- At What do you Fancy Love on Knesebeckstrasse, there are fresh bagels, healthy smoothies and trendy interior design.
- If you want a late lunch, drop by Marooush, which serves Middle Eastern specialities from 3 pm.
Once you’re refreshed and ready to go again, it’s time to hit the shops. Kurfürstendamm and the surrounding side streets offer everything you could possibly desire, with major chains and brands spanning from cheap and cheerful through to luxury items.
- The Europa Center, a shopping centre with around 70 shops, is located at Europaplatz.
- Right behind this shopping centre, you’ll find Bikini Berlin. This is Germany’s first concept mall and boasts modern design and unique boutiques far from the mainstream. Alongside clothes and home furnishings, you’ll also find food: the KANTINI food market recently opened here and offers a range of street food from various stands.
- No tour of Berlin would be complete without a trip to the famous KaDeWe department store. Since 1907, it’s been offering everything you could wish for over six floors. The range of international designer fashion, luxury cosmetics and high-quality furnishings draws huge numbers of visitors every day.
- If you’re looking for style away from the crowds, then head over to Savignyplatz: there are plenty of small boutiques to be found around the square. Bookworms will love the Bücherbogen Savignyplatz bookshop, where you can buy international illustrated books on film and art beneath the railway arches.
- The exclusive design centre stilwerk on Kantstrasse is a mecca for furniture lovers, offering fine interior furnishings and unusual items across multiple floors. Plenty of other interior design shops have opened up around stilwerk, such as Bramigk & Breer. This lovingly designed shop is filled with hand-picked items both large and small for you to browse through.
Afternoon: art and culture around Charlottenburg Palace
In the 17th century, the Prussian queen Sophie Charlotte built her summer palace just outside the gates of Berlin. It’s since been swallowed up by the city, and you can now visit Charlottenburg Palace in the west of Berlin. Take a look around the palace and immerse yourself in the world of European nobility! In the New Wing, you can see how the Prussian kings lived, and in the Golden Gallery and the Silver Chamber, you can marvel at just how opulent their celebrations used to be.
It’s not only the palace’s interior that impresses: the large palace garden also offers a striking setting. The flower beds are colourfully laid out, filling the air with their scents in spring. In summer, many Berliners use the park’s spacious lawns to relax and have picnics. Children can let loose in the playground at the far end of the park. It’s also worth visiting in winter, when you can wander through the trees on enchantingly winding paths. And that’s not to mention the popular Christmas market at Charlottenburg Palace, which attracts plenty of visitors year after year to enjoy a glass of mulled wine against the historical backdrop.

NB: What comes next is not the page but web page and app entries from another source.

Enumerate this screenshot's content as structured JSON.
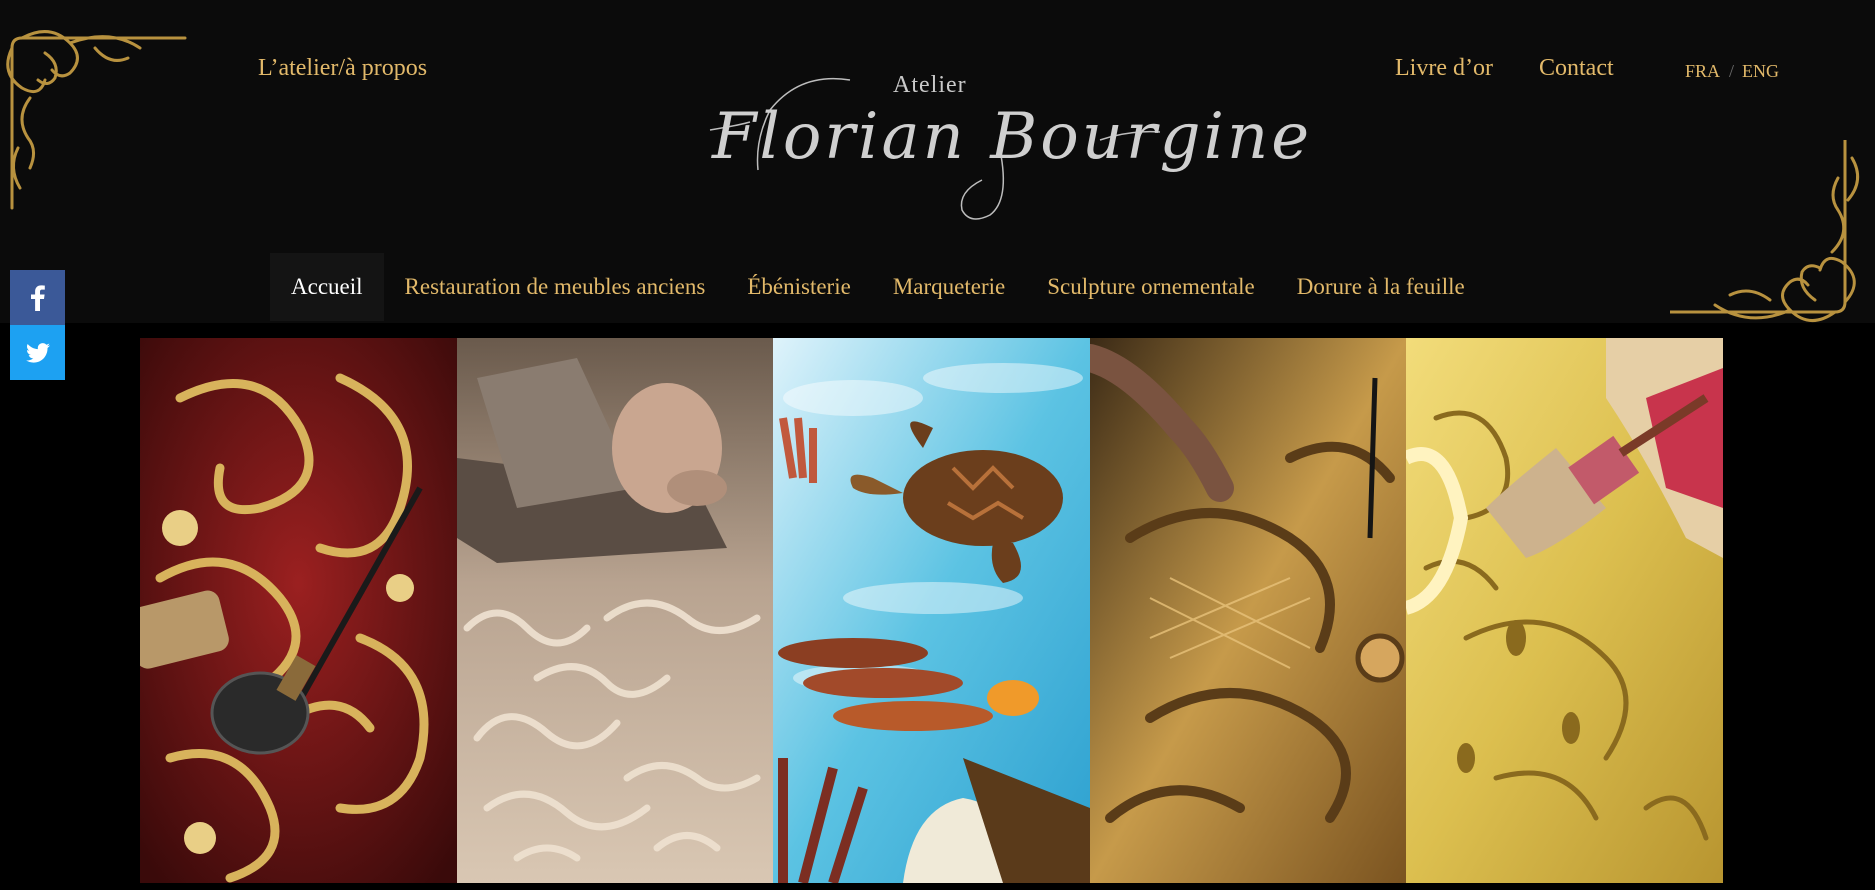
{
  "header": {
    "left_link": "L’atelier/à propos",
    "right_links": [
      "Livre d’or",
      "Contact"
    ],
    "languages": [
      "FRA",
      "ENG"
    ],
    "language_separator": "/",
    "logo": {
      "small": "Atelier",
      "name": "Florian Bourgine"
    }
  },
  "nav": {
    "items": [
      {
        "label": "Accueil",
        "active": true
      },
      {
        "label": "Restauration de meubles anciens"
      },
      {
        "label": "Ébénisterie"
      },
      {
        "label": "Marqueterie"
      },
      {
        "label": "Sculpture ornementale"
      },
      {
        "label": "Dorure à la feuille"
      }
    ]
  },
  "social": {
    "icons": [
      "facebook-icon",
      "twitter-icon"
    ]
  },
  "gallery": {
    "panels": [
      "boulle-marquetry",
      "wood-plane-shavings",
      "sea-turtle-marquetry",
      "wood-carving",
      "gilding-brush"
    ]
  },
  "colors": {
    "header_bg": "#0b0b0b",
    "link_gold": "#e2b96a",
    "facebook": "#3b5998",
    "twitter": "#1da1f2"
  }
}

Museums at Charlottenburg Palace
Once you’re at this famous palace, you’re not far away from any number of other interesting museums.
- The Berggruen Museum is right next to Charlottenburg Palace. It houses the former collection of Heinz Berggruen, which includes classic works of modern art by artists such as Pablo Picasso and Paul Klee.
- The Bröhan Museum, which is directly opposite the collection, displays furniture designs and handicrafts from 1880 to 1940, a time period which included fascinating styles such as Art Nouveau, Art Deco and functionalism. The exhibition pieces come from various countries and show just how quickly design developed during this time. The museum also houses works by the Berlin Secession artist group.
- The Scharf-Gerstenberg Collection is yet another local artistic highlight. The collector Otto Gerstenberg bought many famous works at the start of the 20th century, with a focus on surrealists such as Dalí, Max Ernst, Paul Klee and René Magritte. Today, you can enjoy the work of all these prominent painters in the historic Stüler building at Charlottenburg Palace.
Tip: Berlin Welcome Card gives you discounts on entry to the Berggruen Museum, the Bröhan Museum and the Scharf-Gerstenberg Collection, and you can also enjoy free public transport throughout Berlin.